Pubdate: Mon, 22 Jul 2002
Source: Beaufort Gazette, The (SC)
Copyright: 2002 The Beaufort Gazette
Source: Beaufort Gazette (SC)
Author: Robert Sharpe


Beaufort County schools are to be commended for not adopting a drug testing 
policy modeled after the Supreme Court's latest drug war exemption to the 
Constitution. Student involvement in after-school activities has been shown 
to reduce drug use. They keep kids busy during the hours they are most 
likely to get into trouble. Forcing students to undergo urine tests as a 
prerequisite will only discourage participation in extracurricular 
activities. Drug testing may also compel users of relatively harmless 
marijuana to switch to harder drugs to avoid testing positive. Despite a 
short-lived high, marijuana is the only drug that stays in the human body 
long enough to make urinalysis a deterrent. Marijuana's organic metabolites 
are fat-soluble and can linger for days.

Synthetic drugs are water-soluble and exit the body quickly. A student who 
takes ecstasy, meth, LSD or heroin Friday night will likely test clean 
Monday morning. If you think students don't know this, think again. The 
most commonly abused drug and the one most closely associated with violent 
behavior is almost impossible to detect with urinalysis. That drug is 
alcohol, and it takes far more student lives every year than all illegal 
drugs combined. Instead of wasting money on counterproductive drug tests, 
schools should invest in drug education.
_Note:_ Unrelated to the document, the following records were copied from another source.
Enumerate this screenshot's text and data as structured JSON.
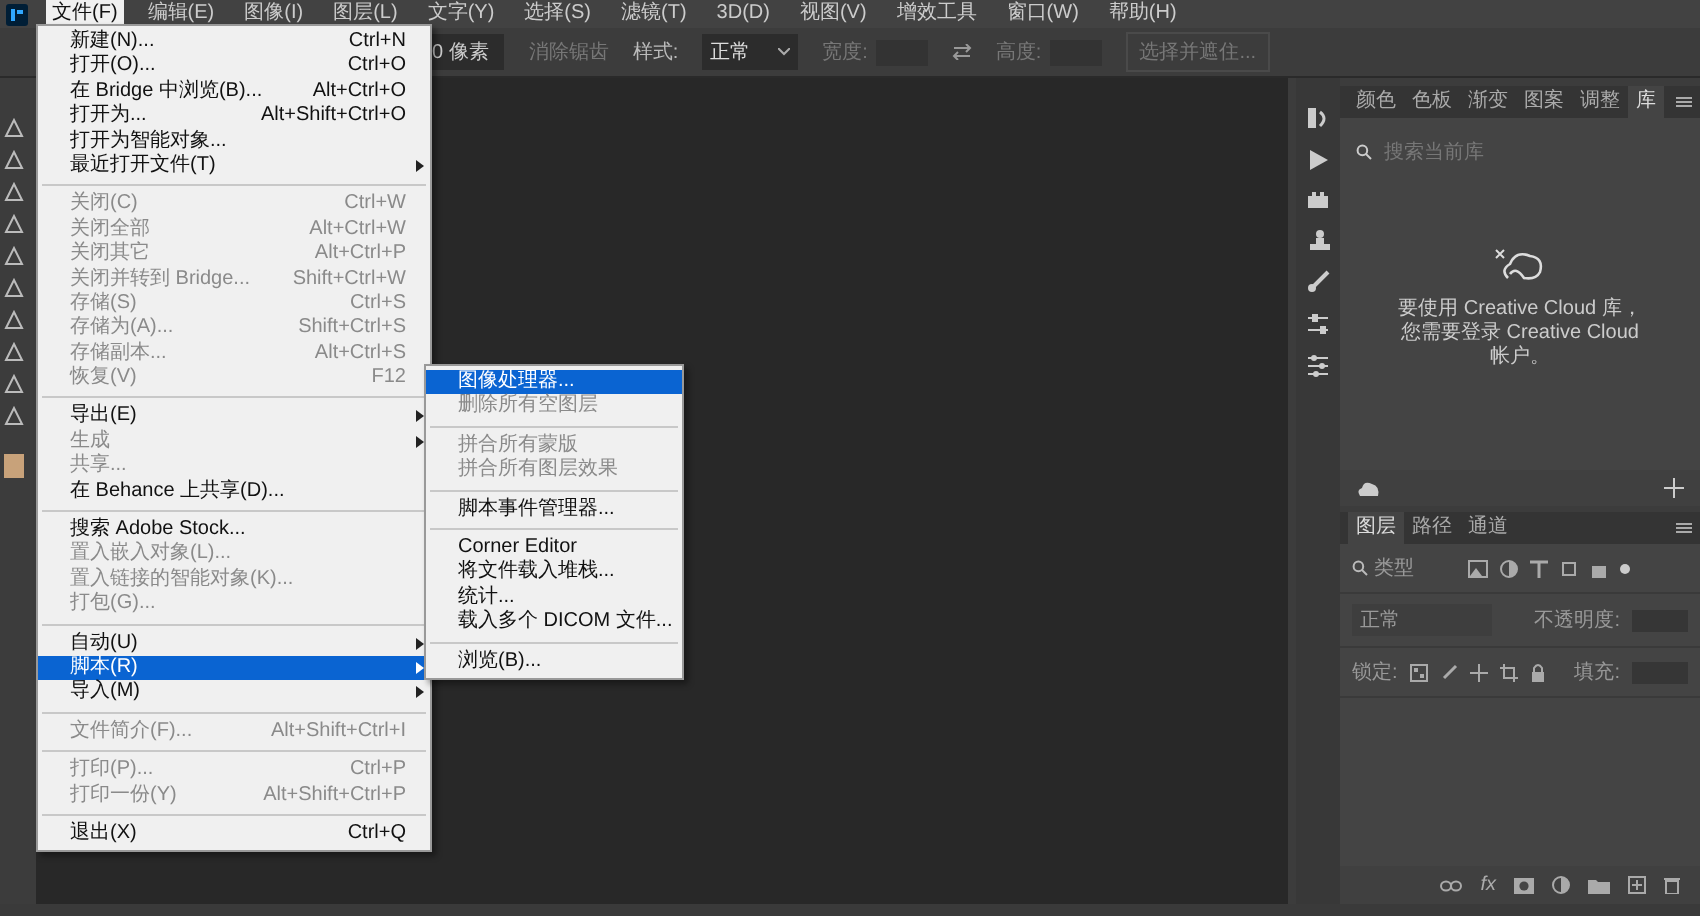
{
  "menubar": [
    {
      "label": "文件(F)",
      "selected": true
    },
    {
      "label": "编辑(E)",
      "selected": false
    },
    {
      "label": "图像(I)",
      "selected": false
    },
    {
      "label": "图层(L)",
      "selected": false
    },
    {
      "label": "文字(Y)",
      "selected": false
    },
    {
      "label": "选择(S)",
      "selected": false
    },
    {
      "label": "滤镜(T)",
      "selected": false
    },
    {
      "label": "3D(D)",
      "selected": false
    },
    {
      "label": "视图(V)",
      "selected": false
    },
    {
      "label": "增效工具",
      "selected": false
    },
    {
      "label": "窗口(W)",
      "selected": false
    },
    {
      "label": "帮助(H)",
      "selected": false
    }
  ],
  "options_bar": {
    "feather_value": "0 像素",
    "antialias": {
      "label": "消除锯齿",
      "disabled": true
    },
    "style_label": "样式:",
    "style_value": "正常",
    "width_label": "宽度:",
    "height_label": "高度:",
    "select_and_mask": {
      "label": "选择并遮住...",
      "disabled": true
    }
  },
  "file_menu": [
    {
      "kind": "item",
      "label": "新建(N)...",
      "shortcut": "Ctrl+N",
      "disabled": false,
      "submenu": false,
      "selected": false
    },
    {
      "kind": "item",
      "label": "打开(O)...",
      "shortcut": "Ctrl+O",
      "disabled": false,
      "submenu": false,
      "selected": false
    },
    {
      "kind": "item",
      "label": "在 Bridge 中浏览(B)...",
      "shortcut": "Alt+Ctrl+O",
      "disabled": false,
      "submenu": false,
      "selected": false
    },
    {
      "kind": "item",
      "label": "打开为...",
      "shortcut": "Alt+Shift+Ctrl+O",
      "disabled": false,
      "submenu": false,
      "selected": false
    },
    {
      "kind": "item",
      "label": "打开为智能对象...",
      "disabled": false,
      "submenu": false,
      "selected": false
    },
    {
      "kind": "item",
      "label": "最近打开文件(T)",
      "disabled": false,
      "submenu": true,
      "selected": false
    },
    {
      "kind": "separator"
    },
    {
      "kind": "item",
      "label": "关闭(C)",
      "shortcut": "Ctrl+W",
      "disabled": true,
      "submenu": false,
      "selected": false
    },
    {
      "kind": "item",
      "label": "关闭全部",
      "shortcut": "Alt+Ctrl+W",
      "disabled": true,
      "submenu": false,
      "selected": false
    },
    {
      "kind": "item",
      "label": "关闭其它",
      "shortcut": "Alt+Ctrl+P",
      "disabled": true,
      "submenu": false,
      "selected": false
    },
    {
      "kind": "item",
      "label": "关闭并转到 Bridge...",
      "shortcut": "Shift+Ctrl+W",
      "disabled": true,
      "submenu": false,
      "selected": false
    },
    {
      "kind": "item",
      "label": "存储(S)",
      "shortcut": "Ctrl+S",
      "disabled": true,
      "submenu": false,
      "selected": false
    },
    {
      "kind": "item",
      "label": "存储为(A)...",
      "shortcut": "Shift+Ctrl+S",
      "disabled": true,
      "submenu": false,
      "selected": false
    },
    {
      "kind": "item",
      "label": "存储副本...",
      "shortcut": "Alt+Ctrl+S",
      "disabled": true,
      "submenu": false,
      "selected": false
    },
    {
      "kind": "item",
      "label": "恢复(V)",
      "shortcut": "F12",
      "disabled": true,
      "submenu": false,
      "selected": false
    },
    {
      "kind": "separator"
    },
    {
      "kind": "item",
      "label": "导出(E)",
      "disabled": false,
      "submenu": true,
      "selected": false
    },
    {
      "kind": "item",
      "label": "生成",
      "disabled": true,
      "submenu": true,
      "selected": false
    },
    {
      "kind": "item",
      "label": "共享...",
      "disabled": true,
      "submenu": false,
      "selected": false
    },
    {
      "kind": "item",
      "label": "在 Behance 上共享(D)...",
      "disabled": false,
      "submenu": false,
      "selected": false
    },
    {
      "kind": "separator"
    },
    {
      "kind": "item",
      "label": "搜索 Adobe Stock...",
      "disabled": false,
      "submenu": false,
      "selected": false
    },
    {
      "kind": "item",
      "label": "置入嵌入对象(L)...",
      "disabled": true,
      "submenu": false,
      "selected": false
    },
    {
      "kind": "item",
      "label": "置入链接的智能对象(K)...",
      "disabled": true,
      "submenu": false,
      "selected": false
    },
    {
      "kind": "item",
      "label": "打包(G)...",
      "disabled": true,
      "submenu": false,
      "selected": false
    },
    {
      "kind": "separator"
    },
    {
      "kind": "item",
      "label": "自动(U)",
      "disabled": false,
      "submenu": true,
      "selected": false
    },
    {
      "kind": "item",
      "label": "脚本(R)",
      "disabled": false,
      "submenu": true,
      "selected": true
    },
    {
      "kind": "item",
      "label": "导入(M)",
      "disabled": false,
      "submenu": true,
      "selected": false
    },
    {
      "kind": "separator"
    },
    {
      "kind": "item",
      "label": "文件简介(F)...",
      "shortcut": "Alt+Shift+Ctrl+I",
      "disabled": true,
      "submenu": false,
      "selected": false
    },
    {
      "kind": "separator"
    },
    {
      "kind": "item",
      "label": "打印(P)...",
      "shortcut": "Ctrl+P",
      "disabled": true,
      "submenu": false,
      "selected": false
    },
    {
      "kind": "item",
      "label": "打印一份(Y)",
      "shortcut": "Alt+Shift+Ctrl+P",
      "disabled": true,
      "submenu": false,
      "selected": false
    },
    {
      "kind": "separator"
    },
    {
      "kind": "item",
      "label": "退出(X)",
      "shortcut": "Ctrl+Q",
      "disabled": false,
      "submenu": false,
      "selected": false
    }
  ],
  "scripts_submenu": [
    {
      "kind": "item",
      "label": "图像处理器...",
      "disabled": false,
      "selected": true
    },
    {
      "kind": "item",
      "label": "删除所有空图层",
      "disabled": true,
      "selected": false
    },
    {
      "kind": "separator"
    },
    {
      "kind": "item",
      "label": "拼合所有蒙版",
      "disabled": true,
      "selected": false
    },
    {
      "kind": "item",
      "label": "拼合所有图层效果",
      "disabled": true,
      "selected": false
    },
    {
      "kind": "separator"
    },
    {
      "kind": "item",
      "label": "脚本事件管理器...",
      "disabled": false,
      "selected": false
    },
    {
      "kind": "separator"
    },
    {
      "kind": "item",
      "label": "Corner Editor",
      "disabled": false,
      "selected": false
    },
    {
      "kind": "item",
      "label": "将文件载入堆栈...",
      "disabled": false,
      "selected": false
    },
    {
      "kind": "item",
      "label": "统计...",
      "disabled": false,
      "selected": false
    },
    {
      "kind": "item",
      "label": "载入多个 DICOM 文件...",
      "disabled": false,
      "selected": false
    },
    {
      "kind": "separator"
    },
    {
      "kind": "item",
      "label": "浏览(B)...",
      "disabled": false,
      "selected": false
    }
  ],
  "libraries_panel": {
    "tabs": [
      {
        "label": "颜色",
        "selected": false
      },
      {
        "label": "色板",
        "selected": false
      },
      {
        "label": "渐变",
        "selected": false
      },
      {
        "label": "图案",
        "selected": false
      },
      {
        "label": "调整",
        "selected": false
      },
      {
        "label": "库",
        "selected": true
      }
    ],
    "search": {
      "placeholder": "搜索当前库"
    },
    "message": "要使用 Creative Cloud 库，您需要登录 Creative Cloud 帐户。"
  },
  "layers_panel": {
    "tabs": [
      {
        "label": "图层",
        "selected": true
      },
      {
        "label": "路径",
        "selected": false
      },
      {
        "label": "通道",
        "selected": false
      }
    ],
    "filter": {
      "placeholder": "类型"
    },
    "blend_mode": "正常",
    "opacity_label": "不透明度:",
    "lock_label": "锁定:",
    "fill_label": "填充:",
    "fx_label": "fx"
  }
}
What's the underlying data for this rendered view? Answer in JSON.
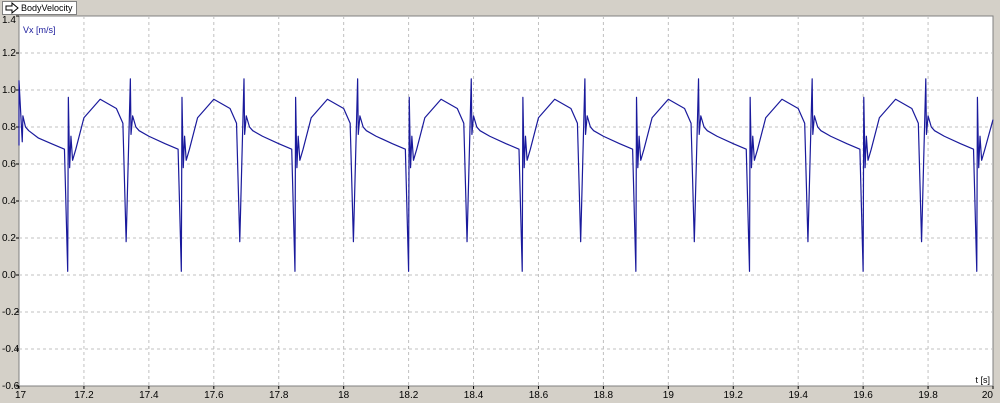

Robert Sharpe, Drug Policy Alliance, Arlington, Va.
- ---
MAP posted-by: Keith Brilhart